“My friends have told me that it is amazing how I am dealing with things and how calm I am. I think it is vital. The moment you freak out, it’s chaos.”
Equally bad news came the day before this interview, when her father, Edgar, a chemical engineer and trainer with 40 years’ experience, was part of another round of layoffs at Baker Hughes.
“This would be tough for him because he’s been working since he got out of university,” she says. “He is the breadwinner for the family. I was also relying on him for help here and here, so there is a lot of pressure is on him to find new work elsewhere. He may have to find contract work on projects in other cities, and I know he will be valuable wherever he goes.”
Just like Brian Prigotzke, Camelo dusted off her resume and applied for any available marketing job. She soon found she was competing with up to 500 applicants. So she decided to dig back into her past as an administrator and customer service specialist.
Prigotzke can relate with Camelo to the ripple effect of unemployment.
“My son Kyle, 26 recently lost his job too,” adds Prigotzke. “He’s been working in IT just over a year, so basically, he’s seeing how I dealt with it. I tell him to wake up every morning and make it your job to make a new contact.”
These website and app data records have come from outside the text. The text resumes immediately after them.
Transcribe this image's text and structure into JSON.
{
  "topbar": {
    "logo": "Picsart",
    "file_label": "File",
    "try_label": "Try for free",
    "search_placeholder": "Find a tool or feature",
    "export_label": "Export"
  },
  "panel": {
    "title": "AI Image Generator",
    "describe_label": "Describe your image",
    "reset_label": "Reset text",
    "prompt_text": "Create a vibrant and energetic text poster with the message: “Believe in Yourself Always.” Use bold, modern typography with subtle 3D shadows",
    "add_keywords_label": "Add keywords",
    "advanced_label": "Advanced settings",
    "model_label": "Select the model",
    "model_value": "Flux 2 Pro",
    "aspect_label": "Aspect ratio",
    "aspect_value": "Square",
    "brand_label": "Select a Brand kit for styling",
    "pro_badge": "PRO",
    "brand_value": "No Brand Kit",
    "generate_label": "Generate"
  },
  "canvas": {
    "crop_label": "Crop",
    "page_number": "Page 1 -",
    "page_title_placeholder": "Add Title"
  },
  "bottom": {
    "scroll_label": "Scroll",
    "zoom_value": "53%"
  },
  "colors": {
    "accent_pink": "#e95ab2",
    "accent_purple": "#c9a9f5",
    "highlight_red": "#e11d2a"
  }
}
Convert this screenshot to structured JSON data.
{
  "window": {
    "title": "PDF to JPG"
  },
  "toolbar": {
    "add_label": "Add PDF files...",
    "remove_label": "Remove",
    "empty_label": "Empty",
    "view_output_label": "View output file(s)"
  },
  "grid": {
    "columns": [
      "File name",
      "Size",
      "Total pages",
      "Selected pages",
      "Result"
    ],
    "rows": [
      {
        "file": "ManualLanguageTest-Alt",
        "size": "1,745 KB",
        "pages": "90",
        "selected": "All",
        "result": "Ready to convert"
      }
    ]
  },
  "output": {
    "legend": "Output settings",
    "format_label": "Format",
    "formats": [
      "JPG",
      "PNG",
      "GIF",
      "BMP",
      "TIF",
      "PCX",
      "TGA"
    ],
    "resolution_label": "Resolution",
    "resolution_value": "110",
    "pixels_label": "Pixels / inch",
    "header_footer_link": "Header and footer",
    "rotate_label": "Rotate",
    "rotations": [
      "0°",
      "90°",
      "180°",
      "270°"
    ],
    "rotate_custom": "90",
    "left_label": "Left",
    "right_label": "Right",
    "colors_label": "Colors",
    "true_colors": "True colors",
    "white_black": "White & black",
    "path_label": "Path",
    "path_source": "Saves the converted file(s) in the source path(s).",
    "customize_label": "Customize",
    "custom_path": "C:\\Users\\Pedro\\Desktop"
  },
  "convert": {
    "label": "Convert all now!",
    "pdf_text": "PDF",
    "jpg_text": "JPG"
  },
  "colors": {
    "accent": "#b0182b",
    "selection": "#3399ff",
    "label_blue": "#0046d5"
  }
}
Taking his father’s advice, Kyle is applying to multiple companies each day, making connections and staying upbeat. His father tells him that back on the heyday, a comfortable job in the patch came faster with less effort. Now, it’s a game of strategy, flexibility and self-promotion to get noticed.
“In today’s marketplace, you have to work twice as hard as you ever had,” Brian states. Don’t leave it to the last minute when you’re running out of your payout or employment insurance. Make an effort to get out there to be known to someone who has yet to meet you.”
DOING MORE WITH LESS
For those companies that have laid off droves of workers, and are still in steady operation, doing more with less is becoming the norm. Elizabeth Aquin, senior vice president at the Petroleum Services Association of Canada (PSAC) in Calgary, says companies are doing their utmost to keep as many key, experienced people as possible—a difficult thing to do historically.
“In the last downturn in ’07-08, PSAC members alone lost almost 30% of their workforce. This was a tremendous loss of intellectual capital. However, labour costs are a substantial portion of service companies’ budgets. We are seeing companies cutting pay, unpaid time off, termination of perquisites such as RSP contributions, bonuses, etc. They are also reducing overhead as well as much as possible in order to keep the lights on and service debt.”
Bracing for impact on the upside of the story, Aquin says PSAC has heard concerns from members about building resources back up once things turn around--a sign of optimism, in her opinion.
It’s a question of when, not if, as they have worked so hard to find, recruit and train people over the last few years,” she says. “They are worried that those who leave now will be so disillusioned with the industry that they will not return. In fact, I just heard a story that one individual says that despite having to take a lower salary in another industry since being laid off, he will not return because raising a family requires a steady pay cheque.”
Looking back at the lessons of slowed market activity, a common discussion, Aquin says diversification and willingness to look into global markets and partnerships can be valuable for service companies that are dependent on the budgets set by their customers for their activity.
“Having more than one service to offer and perhaps seeking international opportunities, is a better hedge to make through difficult times. As well for companies, clean balance sheets always afford opportunities so keeping debt under control is also key,” she concludes.